The students, as the Mildred B. Haessler Ballet group, gave regular annual performances in Chicago including at the Civic Opera House and the Eight Street Theatre. Prominent Black artist, designer, and activist William McBride Jr. served as art director for the Haessler Ballet Group’s yearly concert. Along with concert programs and pictures of the dancers, the souvenir books McBride composed contained advertisements for, representations of, and endorsements from many sectors of black Chicago society.
While the Ballet Group was not intended to be pre-professional training, some students did go on to have professional dancing careers including Frances Taylor who danced with Katherine Dunham.

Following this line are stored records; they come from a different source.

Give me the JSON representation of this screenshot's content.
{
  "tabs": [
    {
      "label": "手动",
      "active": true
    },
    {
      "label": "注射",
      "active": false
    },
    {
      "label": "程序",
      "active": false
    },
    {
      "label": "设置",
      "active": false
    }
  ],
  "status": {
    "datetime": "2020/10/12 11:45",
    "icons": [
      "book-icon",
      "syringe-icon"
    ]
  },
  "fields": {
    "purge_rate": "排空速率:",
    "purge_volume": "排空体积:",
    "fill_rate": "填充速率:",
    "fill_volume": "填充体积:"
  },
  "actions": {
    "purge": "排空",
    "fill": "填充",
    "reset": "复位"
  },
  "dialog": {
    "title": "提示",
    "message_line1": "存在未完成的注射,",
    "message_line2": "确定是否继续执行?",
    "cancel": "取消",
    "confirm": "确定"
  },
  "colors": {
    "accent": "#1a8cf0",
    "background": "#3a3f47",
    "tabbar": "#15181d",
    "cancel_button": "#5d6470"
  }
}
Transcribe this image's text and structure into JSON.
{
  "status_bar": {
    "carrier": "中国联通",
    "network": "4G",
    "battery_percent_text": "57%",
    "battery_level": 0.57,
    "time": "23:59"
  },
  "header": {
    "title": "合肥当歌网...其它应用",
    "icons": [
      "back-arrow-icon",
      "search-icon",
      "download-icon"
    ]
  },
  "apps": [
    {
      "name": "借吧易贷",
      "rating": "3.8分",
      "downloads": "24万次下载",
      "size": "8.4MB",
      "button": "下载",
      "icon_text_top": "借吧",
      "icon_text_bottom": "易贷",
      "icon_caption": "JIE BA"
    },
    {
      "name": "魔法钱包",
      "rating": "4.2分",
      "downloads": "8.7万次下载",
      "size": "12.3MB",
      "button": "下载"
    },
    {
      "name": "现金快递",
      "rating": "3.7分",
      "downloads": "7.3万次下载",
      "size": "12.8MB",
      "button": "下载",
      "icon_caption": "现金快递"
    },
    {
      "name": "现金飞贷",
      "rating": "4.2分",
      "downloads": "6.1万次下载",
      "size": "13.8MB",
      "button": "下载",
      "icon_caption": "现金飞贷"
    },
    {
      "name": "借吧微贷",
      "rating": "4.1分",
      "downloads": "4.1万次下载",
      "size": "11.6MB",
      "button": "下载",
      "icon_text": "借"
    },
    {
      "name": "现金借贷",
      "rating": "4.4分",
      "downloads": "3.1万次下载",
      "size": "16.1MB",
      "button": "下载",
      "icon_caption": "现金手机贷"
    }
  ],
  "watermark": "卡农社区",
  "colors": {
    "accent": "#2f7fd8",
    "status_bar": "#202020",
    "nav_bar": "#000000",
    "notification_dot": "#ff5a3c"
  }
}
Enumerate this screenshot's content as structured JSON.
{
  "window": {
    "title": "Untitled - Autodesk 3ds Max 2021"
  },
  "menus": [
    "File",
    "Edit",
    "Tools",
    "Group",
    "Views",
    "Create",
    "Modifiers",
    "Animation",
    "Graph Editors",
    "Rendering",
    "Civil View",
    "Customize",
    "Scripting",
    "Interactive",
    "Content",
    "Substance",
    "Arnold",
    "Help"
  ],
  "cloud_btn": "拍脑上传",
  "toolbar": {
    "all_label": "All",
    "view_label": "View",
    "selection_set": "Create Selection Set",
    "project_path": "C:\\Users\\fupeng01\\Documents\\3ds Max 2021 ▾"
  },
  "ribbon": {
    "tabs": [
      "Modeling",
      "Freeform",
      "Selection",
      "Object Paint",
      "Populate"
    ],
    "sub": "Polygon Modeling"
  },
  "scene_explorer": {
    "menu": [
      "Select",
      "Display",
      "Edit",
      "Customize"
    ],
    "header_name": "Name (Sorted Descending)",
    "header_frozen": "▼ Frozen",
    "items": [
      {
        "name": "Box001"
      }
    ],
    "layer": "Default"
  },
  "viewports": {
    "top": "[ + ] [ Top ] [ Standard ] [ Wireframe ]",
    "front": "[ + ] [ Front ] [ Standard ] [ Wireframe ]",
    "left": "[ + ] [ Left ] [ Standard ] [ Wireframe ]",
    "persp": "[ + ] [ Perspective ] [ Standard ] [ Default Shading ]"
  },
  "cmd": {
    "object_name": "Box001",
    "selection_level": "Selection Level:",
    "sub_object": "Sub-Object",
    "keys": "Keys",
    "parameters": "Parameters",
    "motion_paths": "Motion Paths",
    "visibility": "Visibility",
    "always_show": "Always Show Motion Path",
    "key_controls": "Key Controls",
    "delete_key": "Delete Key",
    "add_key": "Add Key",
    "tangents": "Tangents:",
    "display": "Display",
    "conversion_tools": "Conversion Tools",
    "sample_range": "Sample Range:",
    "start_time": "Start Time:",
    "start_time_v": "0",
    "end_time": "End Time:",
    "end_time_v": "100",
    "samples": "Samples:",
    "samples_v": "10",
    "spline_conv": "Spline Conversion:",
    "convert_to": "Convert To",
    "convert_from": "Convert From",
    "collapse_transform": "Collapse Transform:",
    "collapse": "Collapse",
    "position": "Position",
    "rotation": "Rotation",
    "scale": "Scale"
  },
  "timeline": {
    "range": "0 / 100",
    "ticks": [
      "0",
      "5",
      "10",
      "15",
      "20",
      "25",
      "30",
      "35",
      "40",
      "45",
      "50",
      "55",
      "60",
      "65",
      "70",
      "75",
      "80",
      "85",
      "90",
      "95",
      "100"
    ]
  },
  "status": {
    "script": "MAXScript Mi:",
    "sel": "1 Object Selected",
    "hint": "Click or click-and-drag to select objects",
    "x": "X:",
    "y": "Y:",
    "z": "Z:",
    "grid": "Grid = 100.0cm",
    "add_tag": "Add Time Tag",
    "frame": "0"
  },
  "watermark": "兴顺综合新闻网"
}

Other Happenings in 1937
Jan 20: Franklin Delano Roosevelt is sworn in as the President of the United States for the second time.
May 6: The German airship Hindenburg explodes in New Jersey as WLS radio announcer Herbert Morrison states the infamous line, “Oh, the humanity.”
May 27: The Golden Gate Bridge in San Francisco opens.
Jul 2: Amelia Earhart is reported missing on her iconic transatlantic flight.
Dec 12: USS Panay is attacked and sunk by the Japanese during the Sino-Japanese War.
Dec 13: “The Rape of Nanking” occurs when the Chinese capital Nanking falls to Japanese control during the Sino-Japanese War.
May 12: George VI and Lady Elizabeth are crowned king and queen of the United Kingdom.
Arts & Sciences
Feb 6: Of Mice and Men by John Steinbeck is published.
May 28: The automobile company Volkswagen is founded.
Oct 4: Blues singer Bessie Smith dies in an automobile accident near Coahoma, Mississippi.
Dec 21: Walt Disney’s Snow White and the Seven Dwarfs premieres at the Carthay Circle Theater in Los Angeles.
Human & Civil Rights
Jan 11: A riot during a sit-down strike at the Fisher Body Plant No. 2 breaks out when General Motors auto workers are denied food by the police.
Mar 18: The Consolidated School of New London Texas is destroyed by a natural gas explosion.
Jan 23: Franklin Delano Roosevelt writes letter to the Baseball Writers’ Association commending their craftsmanship.
Jun 3: Josh Gibson of the Negro League’s Homestead Grays hits a ball 580 feet in Yankee Stadium.
Jun 22: Joe Lewis wins the world heavyweight championship in Chicago’s Comiskey Park, becoming the first African American champ since Jack Johnson.